What is a food desert?
They’re not literal deserts, but they may as well be. Food deserts are areas, often urban, where there is limited access to nutritional and affordable food. This could be for a range of reasons: high poverty levels, bad public transport links, or just simply a lack of affordable supermarkets in the area. It’s not that there’s no food in these areas – it’s just that the only options are small convenience stores which are more expensive, or takeout places (basically just your local chippy or kebab shop).
With rising living costs, people are experiencing reduced budgets, and for some people in food deserts, the cost of the bus fare to the supermarket could be the cost of a meal.
Food deserts are a massive problem in the US, with research suggesting a high correlation between food deserts and obesity (as the lovely cartoon below shows), but they’re a growing problem in the UK too, with over 10 million people living in one.
Credit: Spoon University.
What’s the solution?
There’s no one simple solution. Getting supermarkets to build in underserved areas, and improving nutrition education are just some of the things that can be done.
So, what is being done?
A campaign has been launched by a coalition headed by Trussell Trust, which aims to encourage supermarkets to build in food deserts in the UK. In various locations, pop-up supermarkets have appeared which aim to raise awareness about the importance of accessible and healthy food. A petition has been launched, asking the government to take action.
Support from Kellogg’s!

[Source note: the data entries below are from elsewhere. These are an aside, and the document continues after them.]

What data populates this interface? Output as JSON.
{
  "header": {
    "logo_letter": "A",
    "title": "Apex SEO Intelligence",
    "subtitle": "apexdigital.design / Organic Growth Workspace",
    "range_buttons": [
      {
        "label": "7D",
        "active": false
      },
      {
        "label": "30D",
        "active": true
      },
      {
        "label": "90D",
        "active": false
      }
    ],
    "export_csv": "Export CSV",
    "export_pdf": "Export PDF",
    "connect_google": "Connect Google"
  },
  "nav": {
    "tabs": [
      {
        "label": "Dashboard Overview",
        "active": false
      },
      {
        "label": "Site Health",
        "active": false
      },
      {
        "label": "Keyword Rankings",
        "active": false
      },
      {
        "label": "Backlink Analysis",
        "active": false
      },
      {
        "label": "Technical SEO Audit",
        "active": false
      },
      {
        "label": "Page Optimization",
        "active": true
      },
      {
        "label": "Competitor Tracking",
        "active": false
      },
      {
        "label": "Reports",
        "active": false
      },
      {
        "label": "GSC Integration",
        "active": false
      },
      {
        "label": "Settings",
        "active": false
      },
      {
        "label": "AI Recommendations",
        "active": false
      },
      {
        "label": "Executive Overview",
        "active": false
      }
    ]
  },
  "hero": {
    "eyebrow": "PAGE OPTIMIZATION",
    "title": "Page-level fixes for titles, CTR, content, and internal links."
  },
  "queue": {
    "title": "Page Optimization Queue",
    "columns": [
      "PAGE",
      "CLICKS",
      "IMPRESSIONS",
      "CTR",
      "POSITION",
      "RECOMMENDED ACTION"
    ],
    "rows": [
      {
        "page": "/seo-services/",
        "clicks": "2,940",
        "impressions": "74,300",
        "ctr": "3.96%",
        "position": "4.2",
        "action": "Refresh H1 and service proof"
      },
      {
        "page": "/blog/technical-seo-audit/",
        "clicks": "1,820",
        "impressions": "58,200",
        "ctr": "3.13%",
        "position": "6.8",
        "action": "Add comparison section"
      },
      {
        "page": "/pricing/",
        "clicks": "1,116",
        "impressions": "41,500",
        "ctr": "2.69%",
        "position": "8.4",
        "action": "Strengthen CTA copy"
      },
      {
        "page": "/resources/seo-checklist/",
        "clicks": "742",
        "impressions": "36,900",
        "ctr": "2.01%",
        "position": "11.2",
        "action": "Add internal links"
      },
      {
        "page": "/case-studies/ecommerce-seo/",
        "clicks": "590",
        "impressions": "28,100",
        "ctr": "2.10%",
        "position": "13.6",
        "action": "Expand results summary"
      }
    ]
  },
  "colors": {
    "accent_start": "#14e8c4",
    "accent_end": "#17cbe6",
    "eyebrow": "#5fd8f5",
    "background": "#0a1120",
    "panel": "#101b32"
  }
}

Corporate support can make all the difference to a campaign like this. Big, multi-million corporations hold a lot of power in raising awareness and calling the public to action. Last month, it was announced that Kellogg’s would be joining the coalition and recently a key part of their campaign was rolled out. They’ve changed their Cornflakes packaging, and the famous Cornflakes chicken is now in a desert! This is a great tactic, a marketing stunt that not only puts Kellogg’s in the headlines and boosts sales for them, but also reaches millions of households.
The effect is eye-catching. Enter any cereal aisle in any supermarket and you notice it immediately. Scan the QR code, and you’re taken to the government petition which has already reached 10,000 signatures.
So will it work?
Time will tell, but as people become more aware of the issue, pressure on the government to act builds. Offering tax breaks to large supermarkets who choose to build in food deserts is a good incentive to encourage them into these areas. Tesco’s and Sainsbury’s – the largest supermarkets in the UK – are probably the most likely candidates to respond to the campaign. Whatever ends up happening, Kellogg’s will go down in history as being the first cereal company to put a chicken in a desert. We can only hope the chicken will survive by accessing affordable, healthy, chicken feed 😊.